A museum gallery with all yellow objects, including an Eames chair, a tall column, a large canvas, and a fluffy sculpture that looks a bit like a rolled carpet
‘Monochrome Multitudes’, 2022, installation view. Courtesy: Smart Art Museum, Chicago; photograph: Tyler Mallory

The didactic energy of ‘Monochrome Multitudes’ leaves me with another question. Several artists in the exhibition use freighted mediums – Haegue Yang with her ‘Cinnamon Sheets’ series, Theaster Gates with roof tar in Black Seam Formal Practice (2016) – to reference histories of colonialism and capitalist exploitation. But how does one move from looking to understanding, if not for a wall text, press release, interview or sales pitch? Are the phenomenological aspirations of a monochrome at odds with the pressures for a critical punchline? Or are they the perfect blank slate upon which to project an easy message?

‘Monochrome Multitudes’ is on view at Smart Art Museum, Chicago, until 8 January 2023.

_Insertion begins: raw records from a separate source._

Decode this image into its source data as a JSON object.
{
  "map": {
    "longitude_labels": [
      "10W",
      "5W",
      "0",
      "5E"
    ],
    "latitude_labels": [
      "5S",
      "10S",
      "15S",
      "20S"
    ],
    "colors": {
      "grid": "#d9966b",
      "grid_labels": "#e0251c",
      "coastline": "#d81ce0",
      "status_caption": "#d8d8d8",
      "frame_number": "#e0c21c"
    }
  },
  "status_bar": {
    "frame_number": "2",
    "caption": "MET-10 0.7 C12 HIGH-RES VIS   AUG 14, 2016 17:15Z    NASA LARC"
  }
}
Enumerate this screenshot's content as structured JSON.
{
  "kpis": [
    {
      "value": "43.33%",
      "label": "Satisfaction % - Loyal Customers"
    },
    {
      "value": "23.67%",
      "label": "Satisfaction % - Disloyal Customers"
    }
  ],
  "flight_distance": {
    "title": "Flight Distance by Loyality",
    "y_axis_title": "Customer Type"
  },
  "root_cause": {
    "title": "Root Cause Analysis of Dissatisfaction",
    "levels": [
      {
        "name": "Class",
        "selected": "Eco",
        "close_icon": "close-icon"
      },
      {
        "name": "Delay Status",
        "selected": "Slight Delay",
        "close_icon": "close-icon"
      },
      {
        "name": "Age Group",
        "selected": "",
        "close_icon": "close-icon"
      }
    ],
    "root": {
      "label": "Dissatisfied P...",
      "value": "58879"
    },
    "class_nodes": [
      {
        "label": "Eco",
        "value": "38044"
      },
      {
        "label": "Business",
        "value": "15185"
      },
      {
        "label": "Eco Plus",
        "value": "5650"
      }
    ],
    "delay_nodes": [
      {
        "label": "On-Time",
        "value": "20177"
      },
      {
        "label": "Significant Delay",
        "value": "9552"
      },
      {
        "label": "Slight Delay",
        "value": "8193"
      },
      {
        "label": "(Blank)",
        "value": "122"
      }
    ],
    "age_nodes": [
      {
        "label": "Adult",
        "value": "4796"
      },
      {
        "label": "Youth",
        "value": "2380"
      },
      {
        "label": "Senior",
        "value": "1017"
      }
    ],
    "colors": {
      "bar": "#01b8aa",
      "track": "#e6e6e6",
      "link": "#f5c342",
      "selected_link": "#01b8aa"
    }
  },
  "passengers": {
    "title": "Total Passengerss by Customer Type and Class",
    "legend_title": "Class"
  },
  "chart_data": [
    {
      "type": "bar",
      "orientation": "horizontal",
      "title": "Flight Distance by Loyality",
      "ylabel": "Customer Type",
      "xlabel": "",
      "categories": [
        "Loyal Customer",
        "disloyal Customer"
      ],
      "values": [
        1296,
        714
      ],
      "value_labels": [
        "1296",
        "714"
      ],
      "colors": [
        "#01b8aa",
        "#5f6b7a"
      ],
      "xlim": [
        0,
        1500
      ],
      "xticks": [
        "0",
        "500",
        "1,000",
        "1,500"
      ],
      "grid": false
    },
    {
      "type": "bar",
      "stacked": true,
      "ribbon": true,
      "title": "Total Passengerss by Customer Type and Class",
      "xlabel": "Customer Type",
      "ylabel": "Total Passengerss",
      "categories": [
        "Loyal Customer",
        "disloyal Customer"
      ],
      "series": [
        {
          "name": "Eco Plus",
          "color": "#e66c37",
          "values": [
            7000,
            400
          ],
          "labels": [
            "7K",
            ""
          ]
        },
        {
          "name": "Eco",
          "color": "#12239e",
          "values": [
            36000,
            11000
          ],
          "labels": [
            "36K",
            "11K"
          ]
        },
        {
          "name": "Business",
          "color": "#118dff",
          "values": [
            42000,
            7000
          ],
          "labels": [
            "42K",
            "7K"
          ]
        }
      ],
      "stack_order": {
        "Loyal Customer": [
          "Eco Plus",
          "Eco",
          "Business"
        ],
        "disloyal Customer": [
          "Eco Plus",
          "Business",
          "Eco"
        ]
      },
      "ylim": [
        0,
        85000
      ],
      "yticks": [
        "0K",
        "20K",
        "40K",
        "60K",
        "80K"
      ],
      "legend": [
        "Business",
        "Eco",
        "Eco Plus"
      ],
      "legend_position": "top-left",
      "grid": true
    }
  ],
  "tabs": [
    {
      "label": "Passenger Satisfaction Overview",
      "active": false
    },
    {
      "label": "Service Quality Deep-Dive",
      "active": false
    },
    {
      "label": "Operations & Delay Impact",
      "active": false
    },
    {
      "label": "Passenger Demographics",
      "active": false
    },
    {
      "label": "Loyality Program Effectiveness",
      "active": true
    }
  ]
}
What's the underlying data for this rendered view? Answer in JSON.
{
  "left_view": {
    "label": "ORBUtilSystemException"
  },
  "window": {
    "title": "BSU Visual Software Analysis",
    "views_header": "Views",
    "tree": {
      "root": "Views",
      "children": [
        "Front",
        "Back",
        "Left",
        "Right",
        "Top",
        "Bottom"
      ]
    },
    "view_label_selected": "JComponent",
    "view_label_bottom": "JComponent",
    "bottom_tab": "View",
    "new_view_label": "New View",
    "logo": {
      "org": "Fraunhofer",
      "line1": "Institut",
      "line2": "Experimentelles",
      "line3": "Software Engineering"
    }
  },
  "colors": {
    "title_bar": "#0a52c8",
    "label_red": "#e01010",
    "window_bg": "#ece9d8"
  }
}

Main image: Amanda Williams, Safe Passage / Currency Exchange, 2014–16 / 2017, color photograph, 51 × 76 cm.

Alex Jen is a writer and curator based in Chicago.